--- EXERCISE DETAILS ---
Search the records below for "name" and copy every line it turns up in.

--- RAW DATA ---
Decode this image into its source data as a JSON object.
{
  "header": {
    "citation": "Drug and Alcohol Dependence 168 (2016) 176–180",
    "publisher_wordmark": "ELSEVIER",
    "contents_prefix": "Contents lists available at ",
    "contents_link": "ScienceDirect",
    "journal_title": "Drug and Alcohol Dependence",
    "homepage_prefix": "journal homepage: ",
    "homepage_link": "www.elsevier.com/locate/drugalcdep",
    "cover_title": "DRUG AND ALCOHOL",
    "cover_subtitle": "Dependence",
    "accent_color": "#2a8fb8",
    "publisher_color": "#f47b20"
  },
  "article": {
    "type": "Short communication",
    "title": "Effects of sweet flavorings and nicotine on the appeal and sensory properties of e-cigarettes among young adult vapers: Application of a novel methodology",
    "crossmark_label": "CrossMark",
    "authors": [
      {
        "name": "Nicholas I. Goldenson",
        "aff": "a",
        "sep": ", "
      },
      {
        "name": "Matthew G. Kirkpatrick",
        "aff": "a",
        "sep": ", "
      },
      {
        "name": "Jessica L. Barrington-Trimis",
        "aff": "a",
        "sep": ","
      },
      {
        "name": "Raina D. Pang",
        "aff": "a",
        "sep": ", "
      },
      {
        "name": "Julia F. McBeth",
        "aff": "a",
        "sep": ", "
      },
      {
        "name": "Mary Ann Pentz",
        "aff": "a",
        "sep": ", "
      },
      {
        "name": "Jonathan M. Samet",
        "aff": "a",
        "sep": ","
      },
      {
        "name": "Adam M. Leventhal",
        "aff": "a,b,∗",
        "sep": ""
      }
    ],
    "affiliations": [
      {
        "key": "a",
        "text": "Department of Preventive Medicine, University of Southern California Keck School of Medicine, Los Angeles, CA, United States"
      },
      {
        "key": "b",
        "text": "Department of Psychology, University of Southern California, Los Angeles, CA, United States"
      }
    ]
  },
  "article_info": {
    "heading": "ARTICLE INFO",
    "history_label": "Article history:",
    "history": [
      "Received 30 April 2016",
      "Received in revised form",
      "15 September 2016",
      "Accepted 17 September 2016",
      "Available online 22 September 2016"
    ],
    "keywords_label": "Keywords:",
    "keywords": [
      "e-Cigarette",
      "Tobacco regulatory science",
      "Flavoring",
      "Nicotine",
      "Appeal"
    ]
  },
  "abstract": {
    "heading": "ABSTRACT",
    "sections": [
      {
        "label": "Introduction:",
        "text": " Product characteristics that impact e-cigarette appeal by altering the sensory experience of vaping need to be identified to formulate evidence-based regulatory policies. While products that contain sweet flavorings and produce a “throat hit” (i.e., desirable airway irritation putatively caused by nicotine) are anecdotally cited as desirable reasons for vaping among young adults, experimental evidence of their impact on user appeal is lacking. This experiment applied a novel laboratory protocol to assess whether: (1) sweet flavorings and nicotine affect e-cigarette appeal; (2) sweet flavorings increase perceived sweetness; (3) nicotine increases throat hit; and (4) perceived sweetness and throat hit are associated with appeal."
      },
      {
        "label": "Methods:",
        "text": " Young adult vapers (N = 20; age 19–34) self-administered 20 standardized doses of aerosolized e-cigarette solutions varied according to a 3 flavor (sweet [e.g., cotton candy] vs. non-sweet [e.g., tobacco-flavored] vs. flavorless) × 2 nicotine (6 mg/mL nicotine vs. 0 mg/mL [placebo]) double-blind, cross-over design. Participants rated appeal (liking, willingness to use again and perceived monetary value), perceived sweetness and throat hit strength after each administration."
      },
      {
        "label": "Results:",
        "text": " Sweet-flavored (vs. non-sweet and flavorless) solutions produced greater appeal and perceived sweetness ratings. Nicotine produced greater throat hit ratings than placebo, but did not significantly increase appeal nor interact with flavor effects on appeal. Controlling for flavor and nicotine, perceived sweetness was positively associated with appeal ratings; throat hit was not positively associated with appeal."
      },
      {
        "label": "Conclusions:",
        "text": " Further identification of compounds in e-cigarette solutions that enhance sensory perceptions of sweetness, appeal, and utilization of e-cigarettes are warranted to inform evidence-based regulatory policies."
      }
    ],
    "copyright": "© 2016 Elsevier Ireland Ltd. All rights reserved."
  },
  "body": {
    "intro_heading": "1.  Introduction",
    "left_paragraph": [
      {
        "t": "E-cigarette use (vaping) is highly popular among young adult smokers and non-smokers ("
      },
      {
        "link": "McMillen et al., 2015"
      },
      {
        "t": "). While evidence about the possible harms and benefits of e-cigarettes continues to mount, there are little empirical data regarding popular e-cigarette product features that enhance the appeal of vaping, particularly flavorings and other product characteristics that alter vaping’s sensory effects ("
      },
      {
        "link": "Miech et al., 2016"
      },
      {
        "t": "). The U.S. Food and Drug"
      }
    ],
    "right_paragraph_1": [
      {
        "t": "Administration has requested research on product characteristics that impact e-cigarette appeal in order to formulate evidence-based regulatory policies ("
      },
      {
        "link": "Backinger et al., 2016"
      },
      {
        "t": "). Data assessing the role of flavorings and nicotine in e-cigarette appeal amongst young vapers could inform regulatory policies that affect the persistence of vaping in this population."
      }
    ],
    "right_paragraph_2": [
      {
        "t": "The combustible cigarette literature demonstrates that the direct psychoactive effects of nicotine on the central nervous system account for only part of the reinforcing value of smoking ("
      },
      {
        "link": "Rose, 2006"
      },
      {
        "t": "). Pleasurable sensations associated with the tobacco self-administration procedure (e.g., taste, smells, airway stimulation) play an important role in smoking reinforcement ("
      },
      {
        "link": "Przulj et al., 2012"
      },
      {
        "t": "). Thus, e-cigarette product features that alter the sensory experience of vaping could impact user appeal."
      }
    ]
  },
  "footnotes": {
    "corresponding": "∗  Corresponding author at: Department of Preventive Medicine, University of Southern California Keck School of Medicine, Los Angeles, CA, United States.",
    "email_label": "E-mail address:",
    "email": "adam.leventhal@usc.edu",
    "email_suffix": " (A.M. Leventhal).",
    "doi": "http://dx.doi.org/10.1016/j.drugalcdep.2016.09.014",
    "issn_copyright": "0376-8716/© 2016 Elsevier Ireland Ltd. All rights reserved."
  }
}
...
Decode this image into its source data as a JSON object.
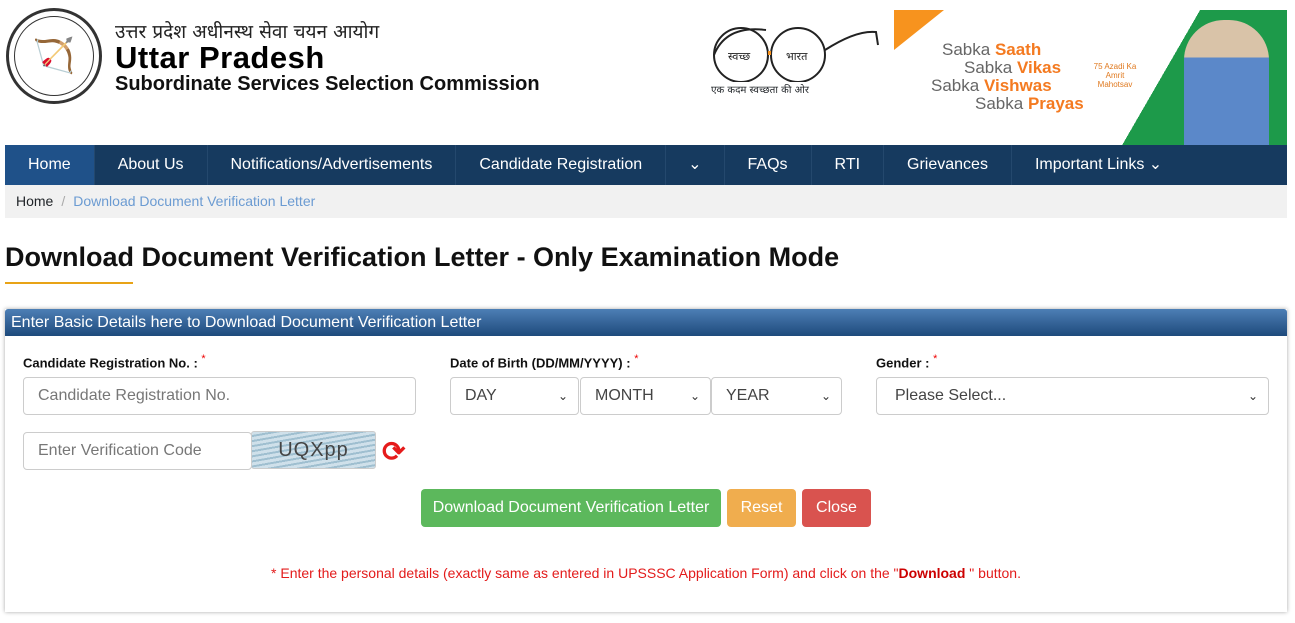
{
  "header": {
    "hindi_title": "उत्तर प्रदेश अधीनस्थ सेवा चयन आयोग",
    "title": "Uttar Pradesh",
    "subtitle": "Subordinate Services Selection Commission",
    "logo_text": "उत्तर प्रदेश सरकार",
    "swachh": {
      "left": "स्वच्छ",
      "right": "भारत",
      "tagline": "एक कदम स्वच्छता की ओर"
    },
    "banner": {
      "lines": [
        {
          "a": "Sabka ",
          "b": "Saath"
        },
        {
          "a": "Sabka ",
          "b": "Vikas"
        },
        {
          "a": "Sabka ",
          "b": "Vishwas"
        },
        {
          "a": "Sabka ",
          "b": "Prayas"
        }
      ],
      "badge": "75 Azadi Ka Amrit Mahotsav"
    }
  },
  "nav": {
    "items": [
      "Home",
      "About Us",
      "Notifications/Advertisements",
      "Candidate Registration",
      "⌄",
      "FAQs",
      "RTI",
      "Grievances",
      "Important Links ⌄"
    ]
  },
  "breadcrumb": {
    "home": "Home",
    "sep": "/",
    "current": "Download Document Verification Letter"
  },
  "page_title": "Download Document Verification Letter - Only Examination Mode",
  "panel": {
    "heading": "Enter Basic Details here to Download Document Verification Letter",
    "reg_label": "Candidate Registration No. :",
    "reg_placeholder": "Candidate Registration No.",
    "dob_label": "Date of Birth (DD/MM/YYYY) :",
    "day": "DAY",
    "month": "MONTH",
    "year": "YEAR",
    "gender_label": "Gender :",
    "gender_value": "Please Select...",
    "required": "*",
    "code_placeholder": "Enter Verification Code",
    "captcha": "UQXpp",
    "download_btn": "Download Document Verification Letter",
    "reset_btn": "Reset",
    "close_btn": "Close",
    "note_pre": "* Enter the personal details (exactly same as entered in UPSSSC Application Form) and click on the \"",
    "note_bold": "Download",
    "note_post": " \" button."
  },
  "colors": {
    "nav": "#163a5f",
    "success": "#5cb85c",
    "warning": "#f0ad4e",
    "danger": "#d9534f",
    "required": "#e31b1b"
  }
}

--- REPLY TO THE EXERCISE ---
        "name": "Nicholas I. Goldenson",
        "name": "Matthew G. Kirkpatrick",
        "name": "Jessica L. Barrington-Trimis",
        "name": "Raina D. Pang",
        "name": "Julia F. McBeth",
        "name": "Mary Ann Pentz",
        "name": "Jonathan M. Samet",
        "name": "Adam M. Leventhal",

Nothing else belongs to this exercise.